◆ THE TASK ◆
Your copy of the listing should be exact and should contain no pictures.

DATA SHOWN Block Start

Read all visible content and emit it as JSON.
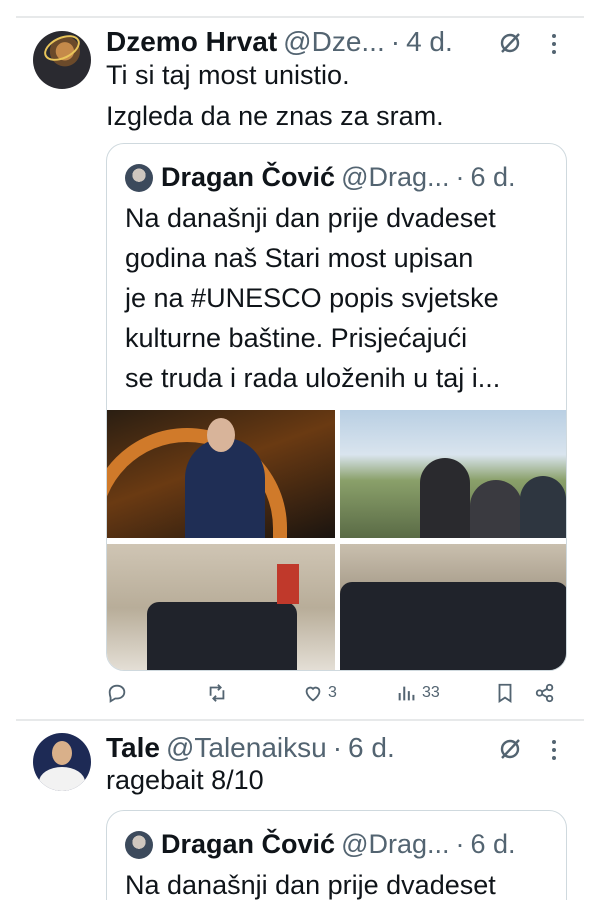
{
  "tweets": [
    {
      "name": "Dzemo Hrvat",
      "handle": "@Dze...",
      "time": "4 d.",
      "text_lines": [
        "Ti si taj most unistio.",
        "Izgleda da ne znas za sram."
      ],
      "quote": {
        "name": "Dragan Čović",
        "handle": "@Drag...",
        "time": "6 d.",
        "text_lines": [
          "Na današnji dan prije dvadeset",
          "godina naš Stari most upisan",
          "je na #UNESCO popis svjetske",
          "kulturne baštine. Prisjećajući",
          "se truda i rada uloženih u taj i..."
        ]
      },
      "actions": {
        "replies": "",
        "reposts": "",
        "likes": "3",
        "views": "33"
      }
    },
    {
      "name": "Tale",
      "handle": "@Talenaiksu",
      "time": "6 d.",
      "text_lines": [
        "ragebait 8/10"
      ],
      "quote": {
        "name": "Dragan Čović",
        "handle": "@Drag...",
        "time": "6 d.",
        "text_lines": [
          "Na današnji dan prije dvadeset"
        ]
      }
    }
  ],
  "separator_dot": "·",
  "icons": [
    "grok-icon",
    "more-options-icon",
    "reply-icon",
    "repost-icon",
    "like-icon",
    "views-icon",
    "bookmark-icon",
    "share-icon"
  ],
  "colors": {
    "text": "#0f1419",
    "secondary": "#536471",
    "border": "#cfd9de"
  }
}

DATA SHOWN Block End

◆ REPLY ◆
Read all visible content and emit it as JSON.
{
  "tweets": [
    {
      "name": "Dzemo Hrvat",
      "handle": "@Dze...",
      "time": "4 d.",
      "text_lines": [
        "Ti si taj most unistio.",
        "Izgleda da ne znas za sram."
      ],
      "quote": {
        "name": "Dragan Čović",
        "handle": "@Drag...",
        "time": "6 d.",
        "text_lines": [
          "Na današnji dan prije dvadeset",
          "godina naš Stari most upisan",
          "je na #UNESCO popis svjetske",
          "kulturne baštine. Prisjećajući",
          "se truda i rada uloženih u taj i..."
        ]
      },
      "actions": {
        "replies": "",
        "reposts": "",
        "likes": "3",
        "views": "33"
      }
    },
    {
      "name": "Tale",
      "handle": "@Talenaiksu",
      "time": "6 d.",
      "text_lines": [
        "ragebait 8/10"
      ],
      "quote": {
        "name": "Dragan Čović",
        "handle": "@Drag...",
        "time": "6 d.",
        "text_lines": [
          "Na današnji dan prije dvadeset"
        ]
      }
    }
  ],
  "separator_dot": "·",
  "icons": [
    "grok-icon",
    "more-options-icon",
    "reply-icon",
    "repost-icon",
    "like-icon",
    "views-icon",
    "bookmark-icon",
    "share-icon"
  ],
  "colors": {
    "text": "#0f1419",
    "secondary": "#536471",
    "border": "#cfd9de"
  }
}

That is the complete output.